Deliberate intervention by the Conservative Government has in fact exacerbated the steel industry’s difficulties. The Chancellor dealt a hammer blow to the industry back in 2010 by introducing a very high carbon tax, a tax unique to the UK which is not levied elsewhere in the EU. The whole point of working with the EU on carbon reduction measures is to create a level playing field for all countries across the EU, whereas this tax damages the competitiveness of UK industry and deters investment in the UK.  In response to our immediate requests for help for energy intensive industries, the Chancellor promised a mitigation package in 2011. Now whilst they could have reduced or scrapped their carbon tax as unilaterally as they introduced it, we saw the pantomime of the Government restricting eligibility for the package and therefore using the requirement for EU clearance for this “State Aid,” as an excuse to delay it, until December 2015, whilst other EU countries like Italy put the financial support in immediately, and worry about dotting the i’s and crossing the t’s with the EU afterwards.

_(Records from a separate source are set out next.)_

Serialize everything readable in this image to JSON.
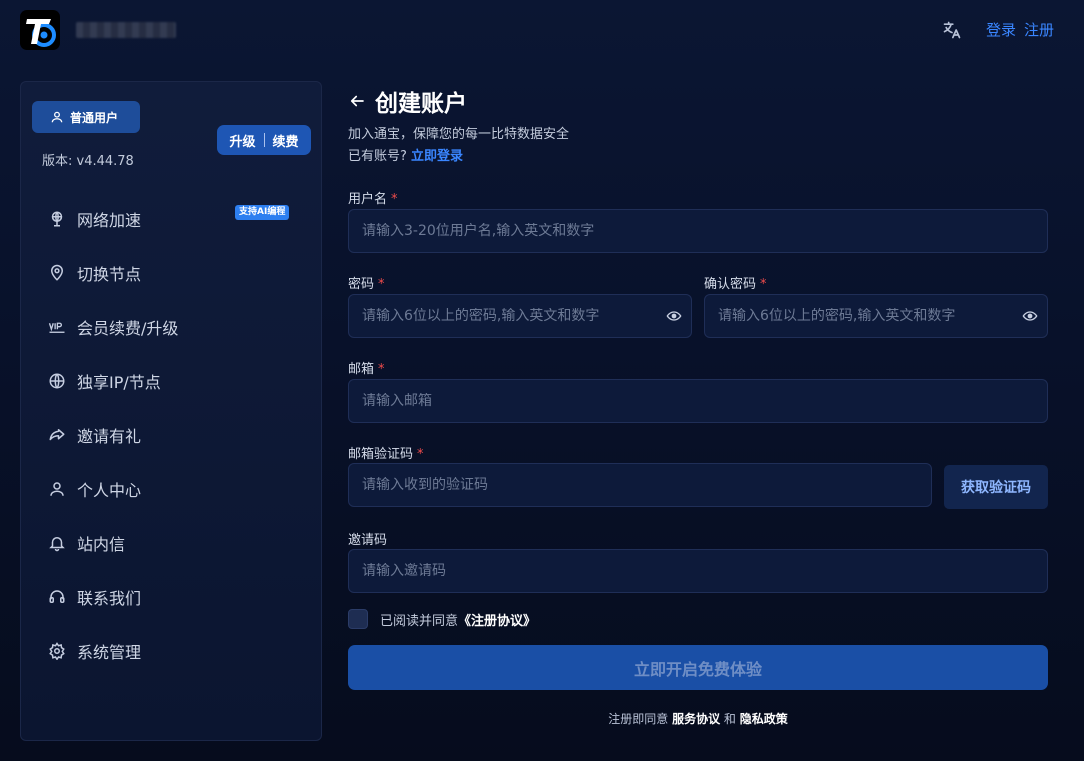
{
  "header": {
    "logo_icon": "app-logo-icon",
    "translate_icon": "translate-icon",
    "login_label": "登录",
    "register_label": "注册"
  },
  "sidebar": {
    "user_type": "普通用户",
    "upgrade": "升级",
    "renew": "续费",
    "version": "版本: v4.44.78",
    "items": [
      {
        "label": "网络加速",
        "icon": "globe-pin-icon",
        "badge": "支持AI编程"
      },
      {
        "label": "切换节点",
        "icon": "location-pin-icon"
      },
      {
        "label": "会员续费/升级",
        "icon": "vip-icon"
      },
      {
        "label": "独享IP/节点",
        "icon": "globe-icon"
      },
      {
        "label": "邀请有礼",
        "icon": "share-icon"
      },
      {
        "label": "个人中心",
        "icon": "user-icon"
      },
      {
        "label": "站内信",
        "icon": "bell-icon"
      },
      {
        "label": "联系我们",
        "icon": "headset-icon"
      },
      {
        "label": "系统管理",
        "icon": "gear-icon"
      }
    ]
  },
  "form": {
    "title": "创建账户",
    "subtitle": "加入通宝，保障您的每一比特数据安全",
    "have_account": "已有账号?",
    "login_now": "立即登录",
    "username": {
      "label": "用户名",
      "placeholder": "请输入3-20位用户名,输入英文和数字",
      "value": ""
    },
    "password": {
      "label": "密码",
      "placeholder": "请输入6位以上的密码,输入英文和数字",
      "value": ""
    },
    "confirm_password": {
      "label": "确认密码",
      "placeholder": "请输入6位以上的密码,输入英文和数字",
      "value": ""
    },
    "email": {
      "label": "邮箱",
      "placeholder": "请输入邮箱",
      "value": ""
    },
    "email_code": {
      "label": "邮箱验证码",
      "placeholder": "请输入收到的验证码",
      "value": ""
    },
    "get_code": "获取验证码",
    "invite_code": {
      "label": "邀请码",
      "placeholder": "请输入邀请码",
      "value": ""
    },
    "required_mark": "*",
    "agree_prefix": "已阅读并同意",
    "agree_link": "《注册协议》",
    "submit": "立即开启免费体验",
    "footer_prefix": "注册即同意",
    "service_agreement": "服务协议",
    "and": "和",
    "privacy_policy": "隐私政策"
  },
  "colors": {
    "accent": "#3a86ff",
    "button": "#1a4fa6",
    "required": "#f04c4c"
  }
}
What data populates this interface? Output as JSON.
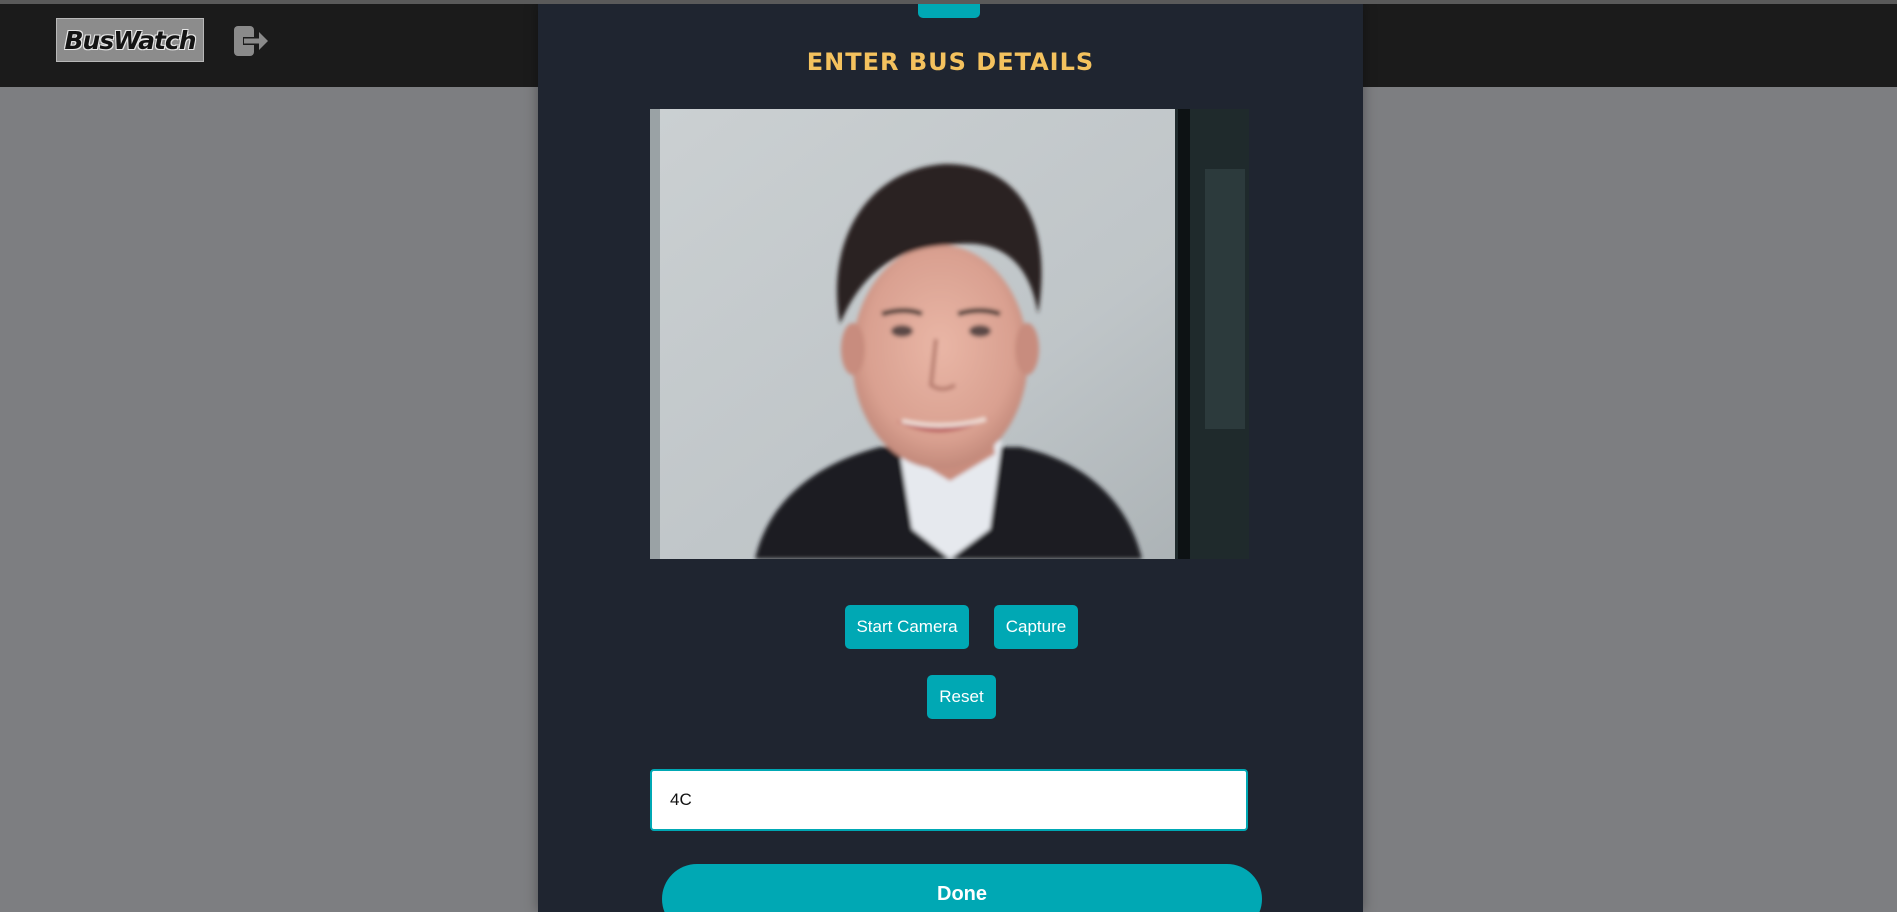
{
  "navbar": {
    "logo_text": "BusWatch",
    "logout_icon": "logout-icon"
  },
  "modal": {
    "title": "ENTER BUS DETAILS",
    "camera_preview": "camera-preview-image",
    "buttons": {
      "start_camera": "Start Camera",
      "capture": "Capture",
      "reset": "Reset"
    },
    "bus_input": {
      "value": "4C",
      "placeholder": ""
    },
    "done_label": "Done"
  },
  "colors": {
    "accent": "#00a8b4",
    "title": "#f4c25e",
    "modal_bg": "#1f2530",
    "navbar_bg": "#1b1b1b",
    "overlay_bg": "#7d7e81"
  }
}
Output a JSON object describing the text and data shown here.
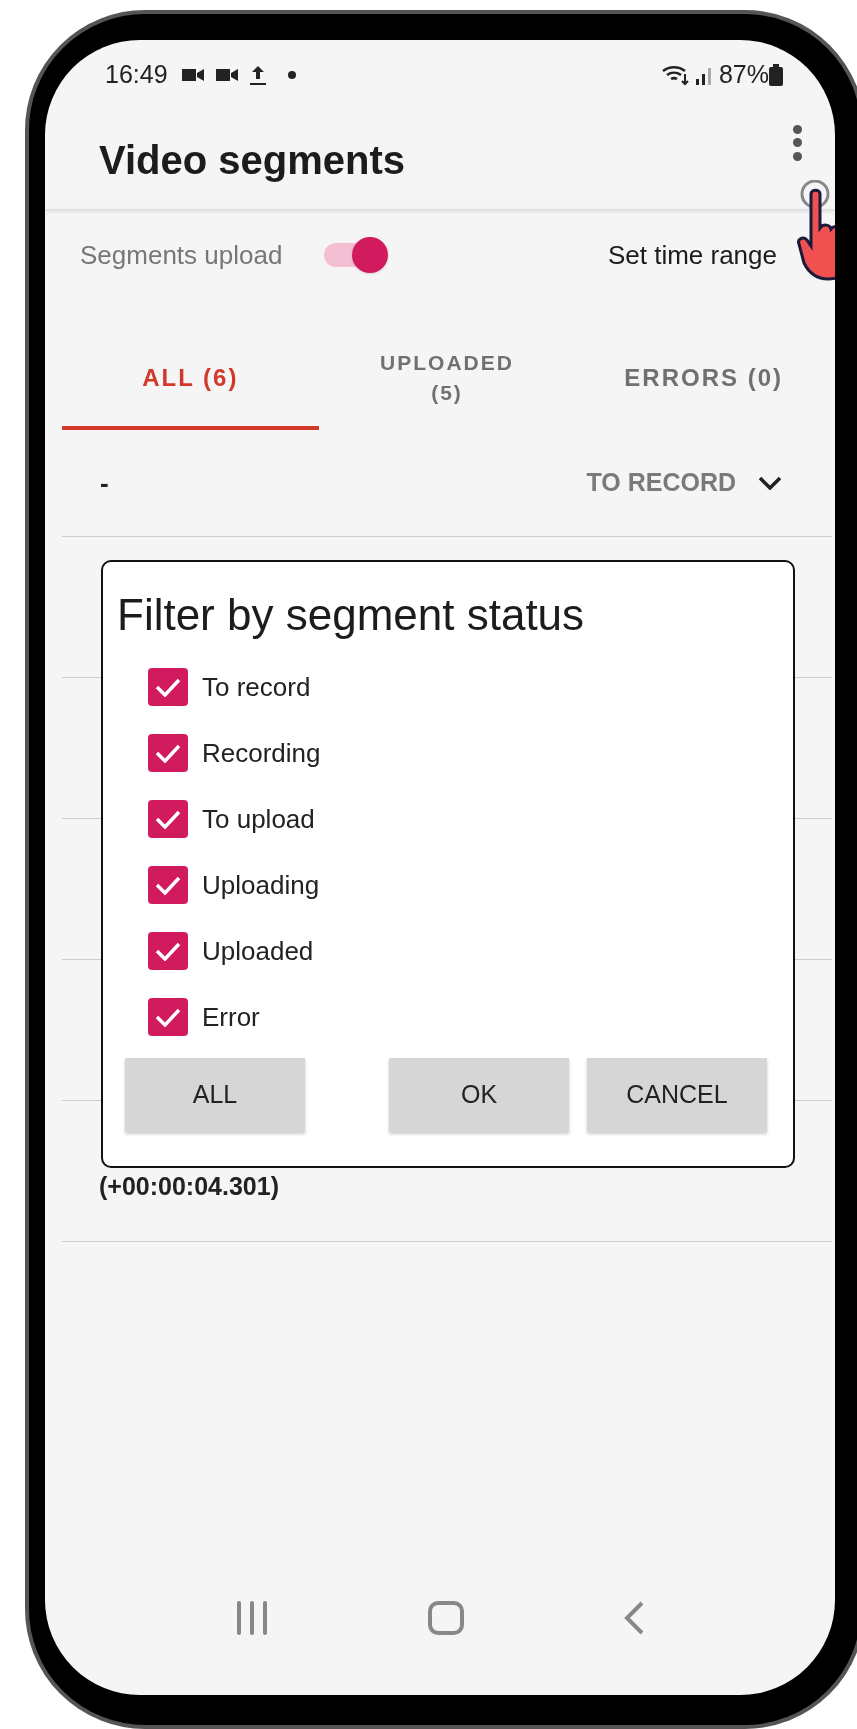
{
  "status_bar": {
    "time": "16:49",
    "battery": "87%"
  },
  "app_bar": {
    "title": "Video segments"
  },
  "controls": {
    "upload_toggle": {
      "label": "Segments upload",
      "on": true
    },
    "time_range": "Set time range"
  },
  "tabs": [
    {
      "label": "ALL (6)",
      "selected": true
    },
    {
      "label": "UPLOADED (5)",
      "selected": false
    },
    {
      "label": "ERRORS (0)",
      "selected": false
    }
  ],
  "filter_row": {
    "value": "-",
    "sort": "TO RECORD"
  },
  "segments": [
    {
      "text": "(+00:00:04.301)"
    }
  ],
  "dialog": {
    "title": "Filter by segment status",
    "options": [
      {
        "label": "To record",
        "checked": true
      },
      {
        "label": "Recording",
        "checked": true
      },
      {
        "label": "To upload",
        "checked": true
      },
      {
        "label": "Uploading",
        "checked": true
      },
      {
        "label": "Uploaded",
        "checked": true
      },
      {
        "label": "Error",
        "checked": true
      }
    ],
    "buttons": [
      "ALL",
      "OK",
      "CANCEL"
    ]
  }
}
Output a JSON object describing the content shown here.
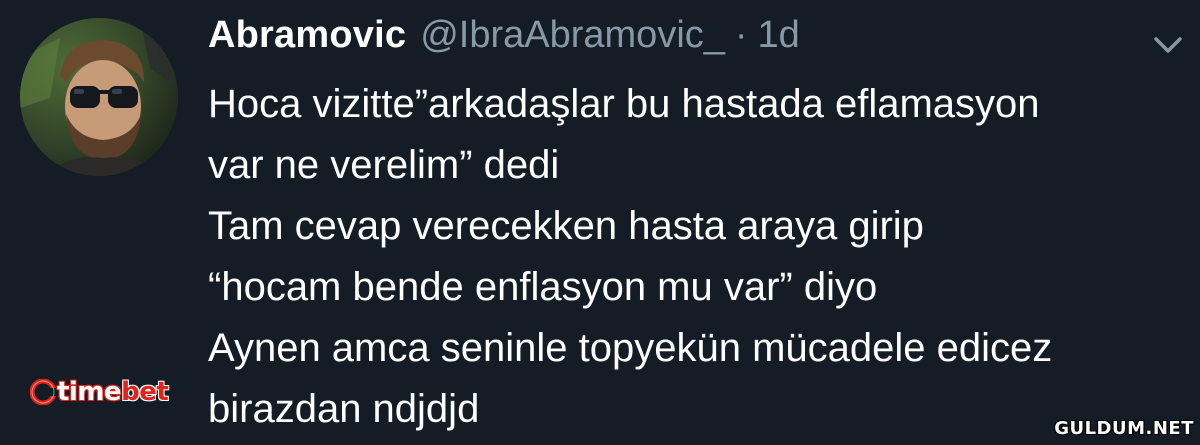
{
  "tweet": {
    "author": {
      "display_name": "Abramovic",
      "handle": "@IbraAbramovic_",
      "separator": "·",
      "time": "1d"
    },
    "lines": [
      "Hoca vizitte”arkadaşlar bu hastada eflamasyon",
      "var ne verelim” dedi",
      "Tam cevap verecekken hasta araya girip",
      "“hocam bende enflasyon mu var” diyo",
      "Aynen amca seninle topyekün mücadele edicez",
      "birazdan ndjdjd"
    ]
  },
  "branding": {
    "logo_part1": "time",
    "logo_part2": "bet",
    "watermark": "GULDUM.NET"
  },
  "colors": {
    "background": "#141d26",
    "text": "#ffffff",
    "muted": "#8899a6",
    "brand_red": "#e2231a"
  },
  "icons": {
    "avatar": "profile-photo",
    "menu": "chevron-down-icon"
  }
}
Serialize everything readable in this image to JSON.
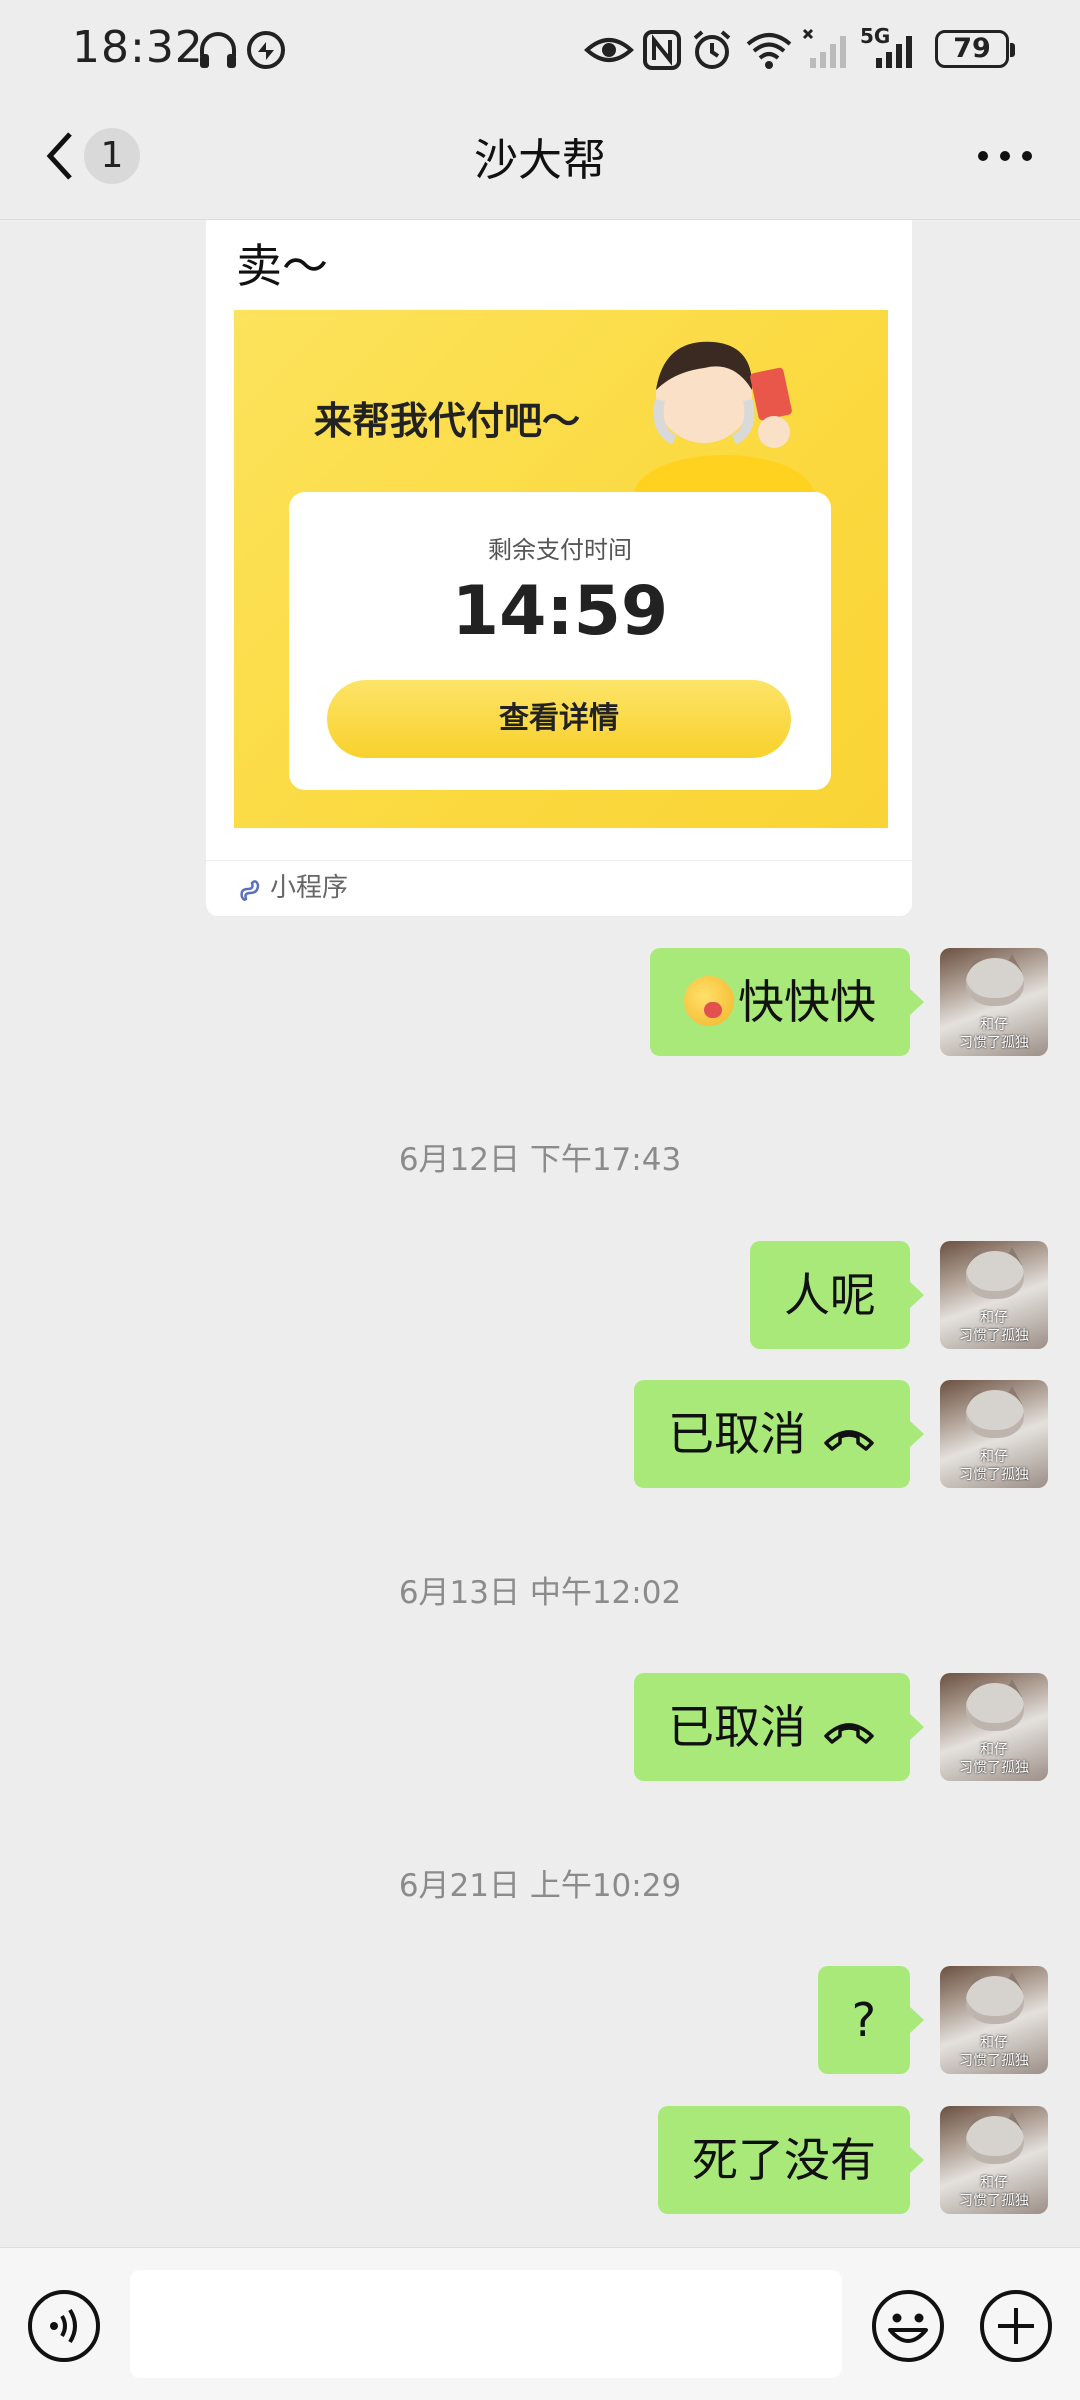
{
  "status_bar": {
    "time": "18:32",
    "network": "5G",
    "battery": "79"
  },
  "header": {
    "back_badge": "1",
    "title": "沙大帮"
  },
  "mini_program_card": {
    "text": "卖～",
    "headline": "来帮我代付吧～",
    "remaining_label": "剩余支付时间",
    "countdown": "14:59",
    "button_label": "查看详情",
    "footer_label": "小程序"
  },
  "messages": [
    {
      "type": "text",
      "emoji": "face-with-tongue-emoji",
      "text": "快快快"
    },
    {
      "type": "time",
      "text": "6月12日 下午17:43"
    },
    {
      "type": "text",
      "text": "人呢"
    },
    {
      "type": "call",
      "text": "已取消"
    },
    {
      "type": "time",
      "text": "6月13日 中午12:02"
    },
    {
      "type": "call",
      "text": "已取消"
    },
    {
      "type": "time",
      "text": "6月21日 上午10:29"
    },
    {
      "type": "text",
      "text": "?"
    },
    {
      "type": "text",
      "text": "死了没有"
    }
  ],
  "avatar": {
    "caption_line1": "和仔",
    "caption_line2": "习惯了孤独"
  },
  "input_bar": {
    "placeholder": ""
  },
  "colors": {
    "bubble_green": "#a9e97a",
    "background": "#ededed",
    "card_yellow": "#fbd93f"
  }
}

We’ve seen the same hypocrisy on Chinese “dumping” –  in its technical meaning of selling under cost-price – the Government is quick to boast that it has, thankfully, signed up to renewing a couple of specific anti-dumping measures on Chinese re-bar steel, but, at the same time, it has led the blocking of wider EU reforms to impose speedier and tougher all-round tariffs on Chinese steel.

A proper joined –up industrial strategy also means close co-ordination and planning, from blast furnace through the supply chain, so that we keep and develop the specialist capacity we need to supply infrastructure projects, be they privately –led power generation turbines or publicly –led transport or strategic defence contracts, so we do not end up importing steel because we no longer have the capacity to produce it. It also means securing future UK markets for our steel by investing in the development of competitive, advanced manufacturing in those sectors which use steel.

This is not some so-called statist ideology: it is an essential tool for the success of any modern industrial economy. And, if the government chooses to ignore calls from MPs, or even from Parliament’s BIS committee, you would have thought that they would have done more in response to TATA Steel’s report on the foundation industries, prepared by PwC in January 2014. The then BIS Secretary Vince Cable actually spoke at its high-profile launch at the Shard, a building significantly constructed with 12,500 tonnes of UK steel.

Urgent too is structural reform of our energy market, reforming the wholesale energy market and the energy distribution network- a point reiterated by the IPPR’s report last month on strong foundation industries.

The Government has made much of some belated moves on procurement policy, but this is severely undermined by news coverage of the Chancellor inviting the Chinese to bid for HS2 contracts. Neither has the UK Government signed up to the Charter to use sustainable UK steel, in contrast to Welsh Government and a number of local authorities. It is still a far cry from backers of the Swansea Tidal Lagoon, who have deliberately sought UK suppliers for the construction of the lagoon, in the hope that this will be the first of several in the UK, with a potential export market to follow, a project incidentally delayed by Government deferring agreement on a strike price for the electricity produced.

Gordon Brown stepped in promptly with the banks, now we need decisive action form David Cameron on immediate unequivocal support for our steel industry, plus radical changes in Government policy and a pro-active industrial strategy to save our steel for future generations.